• Your assignment:
When the material ends, stop; until then, set down every line exactly.

• Record excerpts:
□ □ □ □

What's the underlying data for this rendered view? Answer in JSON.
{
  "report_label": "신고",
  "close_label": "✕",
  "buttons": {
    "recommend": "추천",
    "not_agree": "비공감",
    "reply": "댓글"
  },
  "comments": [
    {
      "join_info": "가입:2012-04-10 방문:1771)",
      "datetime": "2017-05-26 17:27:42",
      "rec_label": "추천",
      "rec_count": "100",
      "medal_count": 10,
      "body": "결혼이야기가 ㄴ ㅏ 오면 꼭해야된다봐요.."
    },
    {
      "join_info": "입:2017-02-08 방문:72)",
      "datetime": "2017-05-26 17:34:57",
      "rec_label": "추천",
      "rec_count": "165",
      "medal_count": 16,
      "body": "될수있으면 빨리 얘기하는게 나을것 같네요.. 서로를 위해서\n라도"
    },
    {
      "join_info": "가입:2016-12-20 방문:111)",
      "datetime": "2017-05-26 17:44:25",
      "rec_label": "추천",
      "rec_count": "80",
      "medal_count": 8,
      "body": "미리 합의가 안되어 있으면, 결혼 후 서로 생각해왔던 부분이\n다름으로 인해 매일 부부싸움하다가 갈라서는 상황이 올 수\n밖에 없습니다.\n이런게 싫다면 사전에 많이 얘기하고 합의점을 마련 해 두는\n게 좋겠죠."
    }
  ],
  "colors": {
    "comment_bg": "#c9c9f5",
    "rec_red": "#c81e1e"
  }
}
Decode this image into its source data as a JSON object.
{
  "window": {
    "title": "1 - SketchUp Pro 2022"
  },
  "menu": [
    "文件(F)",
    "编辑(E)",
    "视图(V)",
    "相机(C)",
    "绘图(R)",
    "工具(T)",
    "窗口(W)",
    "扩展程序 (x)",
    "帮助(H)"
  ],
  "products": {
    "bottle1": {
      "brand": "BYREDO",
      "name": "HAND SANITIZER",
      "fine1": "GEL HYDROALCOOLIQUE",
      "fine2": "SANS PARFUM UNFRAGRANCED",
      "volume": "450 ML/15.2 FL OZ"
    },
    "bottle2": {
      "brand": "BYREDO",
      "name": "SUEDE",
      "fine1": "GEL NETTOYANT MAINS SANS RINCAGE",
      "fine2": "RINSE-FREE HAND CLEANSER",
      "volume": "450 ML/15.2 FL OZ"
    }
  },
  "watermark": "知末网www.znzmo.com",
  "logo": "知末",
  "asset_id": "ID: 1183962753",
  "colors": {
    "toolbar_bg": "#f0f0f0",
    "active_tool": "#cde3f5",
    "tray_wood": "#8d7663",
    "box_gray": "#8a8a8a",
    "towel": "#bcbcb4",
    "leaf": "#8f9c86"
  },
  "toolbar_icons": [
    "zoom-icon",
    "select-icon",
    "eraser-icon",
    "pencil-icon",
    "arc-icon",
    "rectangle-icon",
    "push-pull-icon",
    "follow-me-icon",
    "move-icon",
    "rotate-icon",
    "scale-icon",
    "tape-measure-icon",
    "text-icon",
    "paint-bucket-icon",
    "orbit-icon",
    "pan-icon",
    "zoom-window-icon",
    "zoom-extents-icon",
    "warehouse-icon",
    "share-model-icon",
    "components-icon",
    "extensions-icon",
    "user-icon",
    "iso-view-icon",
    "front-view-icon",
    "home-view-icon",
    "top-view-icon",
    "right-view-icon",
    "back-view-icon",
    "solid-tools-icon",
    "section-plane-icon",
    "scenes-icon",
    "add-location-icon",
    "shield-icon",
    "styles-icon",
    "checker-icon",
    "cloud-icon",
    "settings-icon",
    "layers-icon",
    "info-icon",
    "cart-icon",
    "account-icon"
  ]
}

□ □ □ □

• Task response:
What's the underlying data for this rendered view? Answer in JSON.
{
  "report_label": "신고",
  "close_label": "✕",
  "buttons": {
    "recommend": "추천",
    "not_agree": "비공감",
    "reply": "댓글"
  },
  "comments": [
    {
      "join_info": "가입:2012-04-10 방문:1771)",
      "datetime": "2017-05-26 17:27:42",
      "rec_label": "추천",
      "rec_count": "100",
      "medal_count": 10,
      "body": "결혼이야기가 ㄴ ㅏ 오면 꼭해야된다봐요.."
    },
    {
      "join_info": "입:2017-02-08 방문:72)",
      "datetime": "2017-05-26 17:34:57",
      "rec_label": "추천",
      "rec_count": "165",
      "medal_count": 16,
      "body": "될수있으면 빨리 얘기하는게 나을것 같네요.. 서로를 위해서\n라도"
    },
    {
      "join_info": "가입:2016-12-20 방문:111)",
      "datetime": "2017-05-26 17:44:25",
      "rec_label": "추천",
      "rec_count": "80",
      "medal_count": 8,
      "body": "미리 합의가 안되어 있으면, 결혼 후 서로 생각해왔던 부분이\n다름으로 인해 매일 부부싸움하다가 갈라서는 상황이 올 수\n밖에 없습니다.\n이런게 싫다면 사전에 많이 얘기하고 합의점을 마련 해 두는\n게 좋겠죠."
    }
  ],
  "colors": {
    "comment_bg": "#c9c9f5",
    "rec_red": "#c81e1e"
  }
}
Decode this image into its source data as a JSON object.
{
  "window": {
    "title": "1 - SketchUp Pro 2022"
  },
  "menu": [
    "文件(F)",
    "编辑(E)",
    "视图(V)",
    "相机(C)",
    "绘图(R)",
    "工具(T)",
    "窗口(W)",
    "扩展程序 (x)",
    "帮助(H)"
  ],
  "products": {
    "bottle1": {
      "brand": "BYREDO",
      "name": "HAND SANITIZER",
      "fine1": "GEL HYDROALCOOLIQUE",
      "fine2": "SANS PARFUM UNFRAGRANCED",
      "volume": "450 ML/15.2 FL OZ"
    },
    "bottle2": {
      "brand": "BYREDO",
      "name": "SUEDE",
      "fine1": "GEL NETTOYANT MAINS SANS RINCAGE",
      "fine2": "RINSE-FREE HAND CLEANSER",
      "volume": "450 ML/15.2 FL OZ"
    }
  },
  "watermark": "知末网www.znzmo.com",
  "logo": "知末",
  "asset_id": "ID: 1183962753",
  "colors": {
    "toolbar_bg": "#f0f0f0",
    "active_tool": "#cde3f5",
    "tray_wood": "#8d7663",
    "box_gray": "#8a8a8a",
    "towel": "#bcbcb4",
    "leaf": "#8f9c86"
  },
  "toolbar_icons": [
    "zoom-icon",
    "select-icon",
    "eraser-icon",
    "pencil-icon",
    "arc-icon",
    "rectangle-icon",
    "push-pull-icon",
    "follow-me-icon",
    "move-icon",
    "rotate-icon",
    "scale-icon",
    "tape-measure-icon",
    "text-icon",
    "paint-bucket-icon",
    "orbit-icon",
    "pan-icon",
    "zoom-window-icon",
    "zoom-extents-icon",
    "warehouse-icon",
    "share-model-icon",
    "components-icon",
    "extensions-icon",
    "user-icon",
    "iso-view-icon",
    "front-view-icon",
    "home-view-icon",
    "top-view-icon",
    "right-view-icon",
    "back-view-icon",
    "solid-tools-icon",
    "section-plane-icon",
    "scenes-icon",
    "add-location-icon",
    "shield-icon",
    "styles-icon",
    "checker-icon",
    "cloud-icon",
    "settings-icon",
    "layers-icon",
    "info-icon",
    "cart-icon",
    "account-icon"
  ]
}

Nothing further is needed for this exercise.